Others relate to unverifiable claims about energy usage in domestic appliances. Generally, the numbers you see on those yellow stickers in the store are accurate and comply with regulations - but beware that salesperson's exaggeration about how much you'll save.
Plus, there are crooks using so-called home energy audits, often described as "free," but which provide a platform for them to get into your home and invent issues that they then offer to put right.
We also covered utility scams in our issue #758, which you can read here: 5 Utility Scams and Where You're Most Likely to Encounter Them.
How to Avoid an Energy-Saving Scam
Here are 10 commonsense tips to avoid being hoodwinked by these scammers.
- Learn and understand a little about R-values. Forbes magazine has a good guide: What Is Insulation R Value? Everything You Need To Know. There's also a map showing recommended home wood frame wall insulation values.
- Ask for evidence to support any money-saving claims.
- Contact your utility providers for information on devices and tactics to reduce your consumption. Don't rely on salespeople.
- Seek customer references from contractors and others about their work and products.
- Read contracts including all the small print. And check warranties, especially for length of coverage and exclusions.
- Never sign a contract under pressure, especially with claims that the offer is only available right now. In fact, if you feel pressured to sign, that should be enough to make you distrust a salesperson.
- Beware of imposters claiming to be from utility companies or energy-efficiency experts such as the government's EnergyStar service. Don't let them into your home without thoroughly checking them out.
- Don't provide confidential financial information over the phone or to a doorstep visitor, again until you've verified their identity.
- Get at least two competitive bids for any type of insulation or replacement windows you're considering.
- If you're thinking of buying and using a device that claims to cut electricity consumption, research it on the Internet to see what others are saying. Be skeptical - mostly, they don't work.
Yes, we all want to make energy savings. But the best way of making them is to monitor your usage to identify ways of cutting back - and taking guidance from your utility providers.
This Week's Scam Alert

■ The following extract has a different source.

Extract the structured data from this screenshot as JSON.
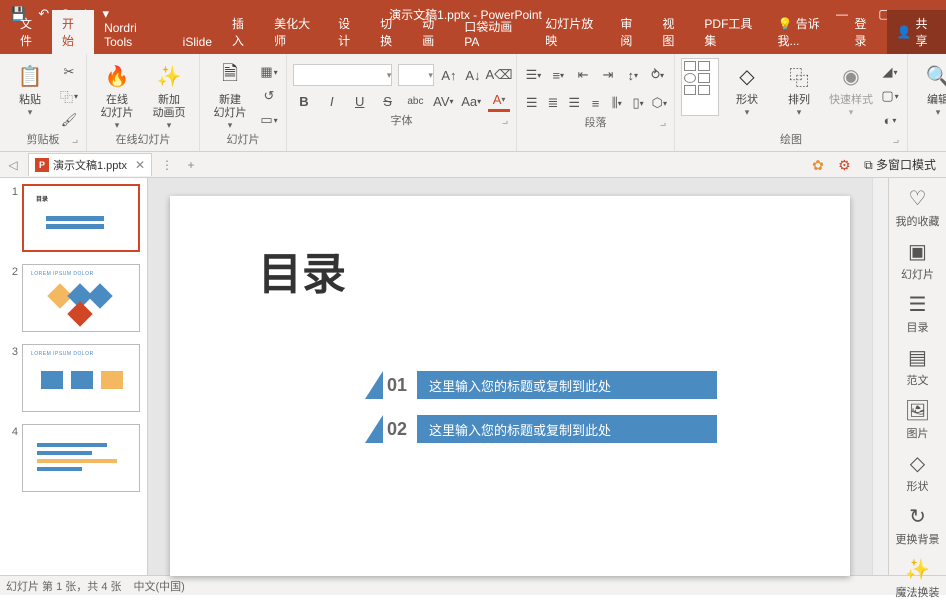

IRS Warning: The Internal Revenue Service (IRS) has issued an urgent warning about a sudden and massive increase in identity theft attacks via SMS text messages (smishing). The texts pretend to be from the IRS and offer help with setting up an account or news about tax credits. The scammers use a fake IRS sign-on web page to steal victims' confidential information. The agency never asks for this type of information in emails or texts, so, if you get one, it's a scam.
That's all for today -- we'll see you next week.